Science is a team sport and in times where everybody advocates for interdisciplinary work, good networks are mandatory for academic success (learn here how to spend your time for networking at conferences). Yet I encountered many examples where students were not encouraged to build their own network or become an active part of the supervisor’s network. I heard arguments such as the student has to focus on his/her own work and I know at least one example where collaborations were hardly possible because the supervisor feared to dilute his contribution through an excess of co-authors on resulting papers.
However, a strong network is good for two reasons. It can lead to interesting side projects that multiply the number of the candidate’s papers. And more paper will lead to a higher rank in personal mandate applications! Even though I often hear some peers saying that co-authorships are basically worthless apart from first or senior positions, they show that you are part of a productive network. So, as long as there are papers from the own line of research, co-authorships emerging from collaborations are an important plus that strengthens your profile – especially at the beginning of the career.
Next to the immediate benefit of potential side-projects, a network can also help getting PostDoc positions. The more people get to know you, the more people will think about you when it comes to job positions. Either, people from your network have a job to offer or they recommend you to colleagues searching for promising candidates. If you do a great job during your PhD but nobody knows who you are, you will lower your chances that people will consider you. This not only counts for direct recommendations to job positions but also for reviewer reviewing your proposals. If the reviewer knows who you are, even though there is no direct cooperation what might cause a conflict of interest in reviewing a proposal, of course, they can give a much better evaluation of you as a person. If not, a reviewer only relies on the metrics presented in a CV (e.g. publication list). But when there is a personal connection (e.g. through a nice meeting on a conference) people can also evaluate your personality. Having an emotional link to a PostDoc candidate can make a huge difference when it comes to fellowship applications. But also if you apply for a PostDoc within an existing project, your life will be easier if there are people on the jury which already associate positive experiences with you. Even though that did not include a project collaboration before.
The bottom line
Both aspects together may decide over success or failure in maintaining an academic career after the PhD defense. Of course, the student is the main actor here who has to bring the engagement in order to improve his/her chances. Yet the supervisor also has a crucial responsibility here to provide the best possible environment for starting PhD students to make them not only good but also successful scientists who have the best possible foundation to decide on their own which career they want to proceed.

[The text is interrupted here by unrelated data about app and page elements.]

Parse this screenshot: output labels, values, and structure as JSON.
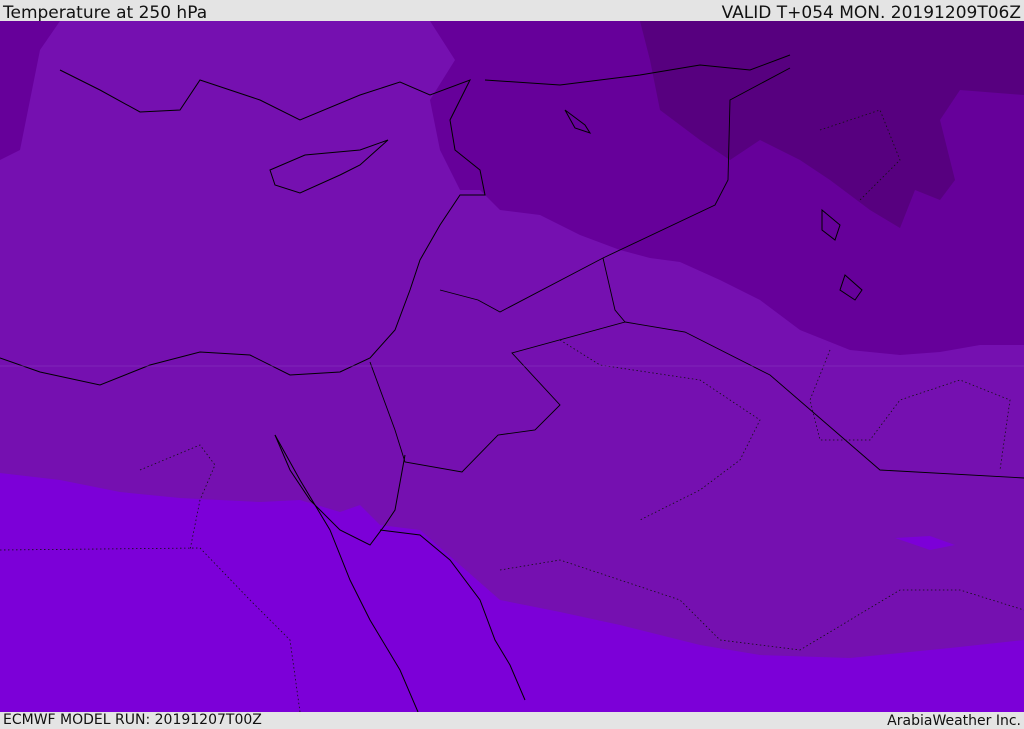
{
  "header": {
    "title": "Temperature at 250 hPa",
    "valid": "VALID T+054 MON. 20191209T06Z"
  },
  "footer": {
    "model_run": "ECMWF MODEL RUN: 20191207T00Z",
    "credit": "ArabiaWeather Inc."
  },
  "colors": {
    "darkest": "#57007f",
    "dark": "#66009a",
    "mid": "#7510b0",
    "bright": "#7c00d8",
    "background": "#e4e4e4"
  }
}
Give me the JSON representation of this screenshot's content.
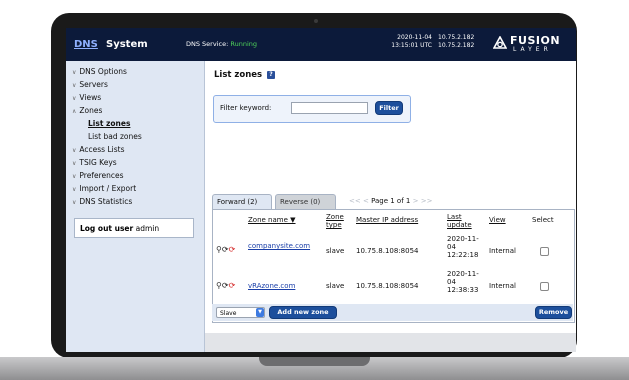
{
  "header": {
    "brand_dns": "DNS",
    "brand_system": "System",
    "service_label": "DNS Service:",
    "service_status": "Running",
    "date": "2020-11-04",
    "time": "13:15:01 UTC",
    "ip_1": "10.75.2.182",
    "ip_2": "10.75.2.182",
    "logo_word": "FUSION",
    "logo_sub": "LAYER"
  },
  "sidebar": {
    "items": [
      {
        "label": "DNS Options"
      },
      {
        "label": "Servers"
      },
      {
        "label": "Views"
      },
      {
        "label": "Zones"
      },
      {
        "label": "List zones"
      },
      {
        "label": "List bad zones"
      },
      {
        "label": "Access Lists"
      },
      {
        "label": "TSIG Keys"
      },
      {
        "label": "Preferences"
      },
      {
        "label": "Import / Export"
      },
      {
        "label": "DNS Statistics"
      }
    ],
    "logout_label": "Log out user",
    "username": "admin"
  },
  "main": {
    "title": "List zones",
    "help_glyph": "?",
    "filter": {
      "label": "Filter keyword:",
      "value": "",
      "button": "Filter"
    },
    "tabs": [
      {
        "label": "Forward (2)",
        "active": true
      },
      {
        "label": "Reverse (0)",
        "active": false
      }
    ],
    "pager": {
      "first": "<<",
      "prev": "<",
      "text": "Page 1 of 1",
      "next": ">",
      "last": ">>"
    },
    "table": {
      "headers": {
        "zone_name": "Zone name ▼",
        "zone_type_1": "Zone",
        "zone_type_2": "type",
        "master_ip": "Master IP address",
        "last_update_1": "Last",
        "last_update_2": "update",
        "view": "View",
        "select": "Select"
      },
      "rows": [
        {
          "zone": "companysite.com",
          "type": "slave",
          "master": "10.75.8.108:8054",
          "update_l1": "2020-11-",
          "update_l2": "04",
          "update_l3": "12:22:18",
          "view": "Internal"
        },
        {
          "zone": "vRAzone.com",
          "type": "slave",
          "master": "10.75.8.108:8054",
          "update_l1": "2020-11-",
          "update_l2": "04",
          "update_l3": "12:38:33",
          "view": "Internal"
        }
      ]
    },
    "zone_type_select": "Slave",
    "add_button": "Add new zone",
    "remove_button": "Remove"
  },
  "colors": {
    "topbar": "#0c1a3a",
    "sidebar": "#dfe7f3",
    "button_blue": "#1d4f9c",
    "status_green": "#4fd35a"
  }
}
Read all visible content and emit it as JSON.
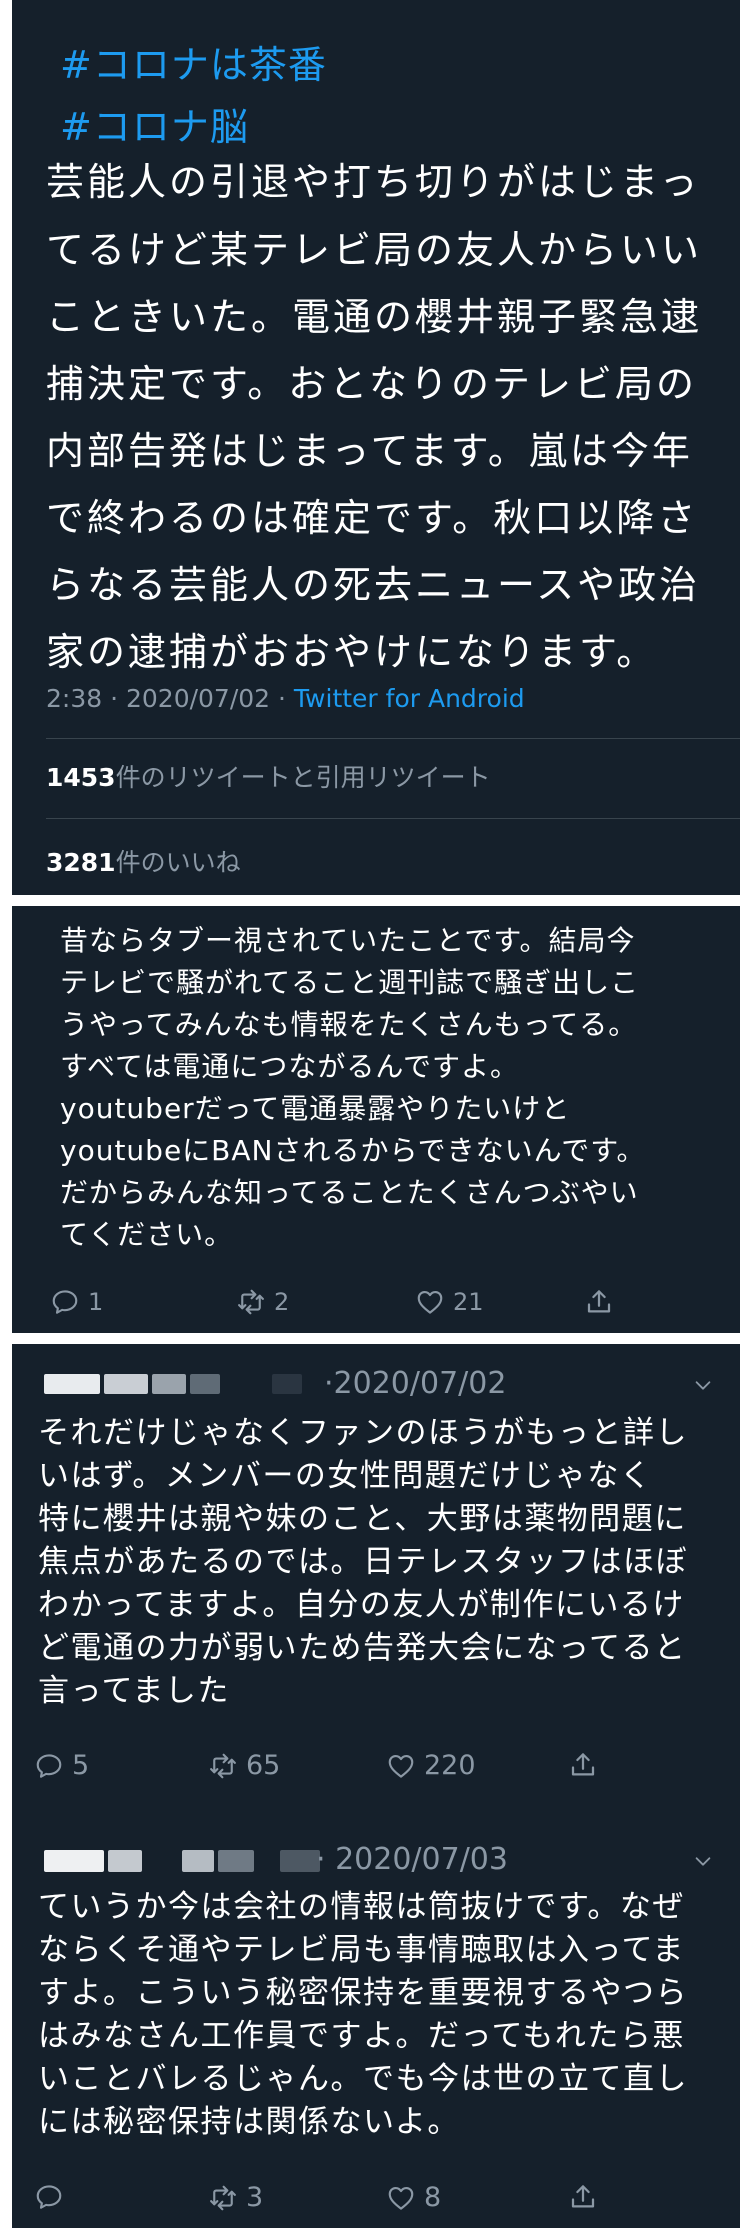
{
  "tweet": {
    "hashtags": [
      "#コロナは茶番",
      "#コロナ脳"
    ],
    "lines": [
      "芸能人の引退や打ち切りがはじまっ",
      "てるけど某テレビ局の友人からいい",
      "こときいた。電通の櫻井親子緊急逮",
      "捕決定です。おとなりのテレビ局の",
      "内部告発はじまってます。嵐は今年",
      "で終わるのは確定です。秋口以降さ",
      "らなる芸能人の死去ニュースや政治",
      "家の逮捕がおおやけになります。"
    ],
    "time": "2:38 · 2020/07/02 · ",
    "via": "Twitter for Android",
    "retweet_count": "1453",
    "retweet_label": "件のリツイートと引用リツイート",
    "like_count": "3281",
    "like_label": "件のいいね"
  },
  "reply1": {
    "lines": [
      "昔ならタブー視されていたことです。結局今",
      "テレビで騒がれてること週刊誌で騒ぎ出しこ",
      "うやってみんなも情報をたくさんもってる。",
      "すべては電通につながるんですよ。",
      "youtuberだって電通暴露やりたいけと",
      "youtubeにBANされるからできないんです。",
      "だからみんな知ってることたくさんつぶやい",
      "てください。"
    ],
    "replies": "1",
    "retweets": "2",
    "likes": "21"
  },
  "reply2": {
    "date": "·2020/07/02",
    "lines": [
      "それだけじゃなくファンのほうがもっと詳し",
      "いはず。メンバーの女性問題だけじゃなく",
      "特に櫻井は親や妹のこと、大野は薬物問題に",
      "焦点があたるのでは。日テレスタッフはほぼ",
      "わかってますよ。自分の友人が制作にいるけ",
      "ど電通の力が弱いため告発大会になってると",
      "言ってました"
    ],
    "replies": "5",
    "retweets": "65",
    "likes": "220"
  },
  "reply3": {
    "date": "· 2020/07/03",
    "lines": [
      "ていうか今は会社の情報は筒抜けです。なぜ",
      "ならくそ通やテレビ局も事情聴取は入ってま",
      "すよ。こういう秘密保持を重要視するやつら",
      "はみなさん工作員ですよ。だってもれたら悪",
      "いことバレるじゃん。でも今は世の立て直し",
      "には秘密保持は関係ないよ。"
    ],
    "replies": "",
    "retweets": "3",
    "likes": "8"
  },
  "colors": {
    "background": "#15202b",
    "text": "#ffffff",
    "muted": "#8b98a5",
    "link": "#1d9bf0"
  },
  "icons": [
    "reply-icon",
    "retweet-icon",
    "like-icon",
    "share-icon",
    "chevron-down-icon"
  ]
}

While these two main aspects outlined above will be definitely beneficial when applying on existing positions they are mandatory for personal mandates where the personal profile is at least as important as the scientific context one is working in. Since these personal mandate positions also provide more of academic freedom regarding the framing of own research topics it would be a pity if wrong decisions in supervising PhD students would reduce their chances for success after their defense.